## TASK:
One figure is the whole answer: the number of lines below that contain the word "پاسخ".

## THE DATA:
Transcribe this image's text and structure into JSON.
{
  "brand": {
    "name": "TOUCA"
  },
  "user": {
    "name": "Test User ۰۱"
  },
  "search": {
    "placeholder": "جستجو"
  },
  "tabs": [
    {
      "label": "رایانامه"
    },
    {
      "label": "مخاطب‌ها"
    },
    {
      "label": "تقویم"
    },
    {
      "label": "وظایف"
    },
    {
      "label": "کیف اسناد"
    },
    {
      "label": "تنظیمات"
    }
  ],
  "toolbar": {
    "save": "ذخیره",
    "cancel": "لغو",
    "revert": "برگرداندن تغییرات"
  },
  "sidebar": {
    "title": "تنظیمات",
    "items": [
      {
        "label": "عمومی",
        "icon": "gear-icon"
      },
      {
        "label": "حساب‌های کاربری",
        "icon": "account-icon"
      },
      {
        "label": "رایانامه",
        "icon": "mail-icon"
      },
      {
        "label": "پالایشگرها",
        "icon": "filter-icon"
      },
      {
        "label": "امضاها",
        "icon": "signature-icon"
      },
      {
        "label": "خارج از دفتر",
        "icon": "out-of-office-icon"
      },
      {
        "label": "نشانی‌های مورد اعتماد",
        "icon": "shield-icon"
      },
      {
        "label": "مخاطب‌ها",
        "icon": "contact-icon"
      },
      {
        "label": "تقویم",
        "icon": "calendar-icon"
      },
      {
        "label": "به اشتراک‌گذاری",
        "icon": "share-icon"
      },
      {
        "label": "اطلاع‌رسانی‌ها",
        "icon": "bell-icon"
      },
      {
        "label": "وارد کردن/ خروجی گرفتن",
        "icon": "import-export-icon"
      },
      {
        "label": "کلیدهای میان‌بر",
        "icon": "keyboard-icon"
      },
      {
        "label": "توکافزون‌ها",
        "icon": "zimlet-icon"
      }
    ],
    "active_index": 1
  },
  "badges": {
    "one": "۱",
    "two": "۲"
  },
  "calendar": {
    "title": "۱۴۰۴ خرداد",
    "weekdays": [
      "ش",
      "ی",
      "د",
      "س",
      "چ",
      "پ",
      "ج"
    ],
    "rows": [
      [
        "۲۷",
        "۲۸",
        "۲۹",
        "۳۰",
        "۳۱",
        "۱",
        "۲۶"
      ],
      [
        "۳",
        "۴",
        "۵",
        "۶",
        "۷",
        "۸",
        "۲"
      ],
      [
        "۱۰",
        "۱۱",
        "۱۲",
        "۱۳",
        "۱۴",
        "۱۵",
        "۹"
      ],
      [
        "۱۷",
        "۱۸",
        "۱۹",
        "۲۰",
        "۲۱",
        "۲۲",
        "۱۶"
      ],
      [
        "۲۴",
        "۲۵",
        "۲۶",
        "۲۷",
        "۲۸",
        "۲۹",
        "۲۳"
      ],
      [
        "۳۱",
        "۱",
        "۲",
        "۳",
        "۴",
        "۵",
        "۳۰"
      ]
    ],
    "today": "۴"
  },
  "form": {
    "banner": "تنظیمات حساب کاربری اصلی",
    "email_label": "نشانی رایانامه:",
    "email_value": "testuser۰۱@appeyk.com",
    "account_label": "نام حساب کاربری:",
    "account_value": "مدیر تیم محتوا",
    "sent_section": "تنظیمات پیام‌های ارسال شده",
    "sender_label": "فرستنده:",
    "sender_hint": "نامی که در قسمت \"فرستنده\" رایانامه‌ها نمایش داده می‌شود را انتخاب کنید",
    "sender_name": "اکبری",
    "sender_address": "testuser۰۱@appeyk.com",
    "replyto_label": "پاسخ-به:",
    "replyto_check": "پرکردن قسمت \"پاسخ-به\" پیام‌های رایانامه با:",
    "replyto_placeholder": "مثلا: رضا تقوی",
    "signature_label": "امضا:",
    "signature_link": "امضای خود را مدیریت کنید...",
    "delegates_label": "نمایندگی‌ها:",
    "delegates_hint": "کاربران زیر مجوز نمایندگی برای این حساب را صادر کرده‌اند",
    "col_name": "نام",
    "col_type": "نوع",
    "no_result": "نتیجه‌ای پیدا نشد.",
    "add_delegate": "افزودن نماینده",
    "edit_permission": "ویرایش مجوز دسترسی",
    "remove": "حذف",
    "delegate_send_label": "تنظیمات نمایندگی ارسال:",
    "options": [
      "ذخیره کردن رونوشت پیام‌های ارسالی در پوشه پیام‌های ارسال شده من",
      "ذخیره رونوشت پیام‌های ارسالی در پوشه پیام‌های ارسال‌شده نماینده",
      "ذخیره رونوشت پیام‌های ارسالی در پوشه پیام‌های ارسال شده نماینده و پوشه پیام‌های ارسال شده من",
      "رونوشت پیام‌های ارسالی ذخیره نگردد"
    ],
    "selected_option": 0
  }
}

## REPLY:
2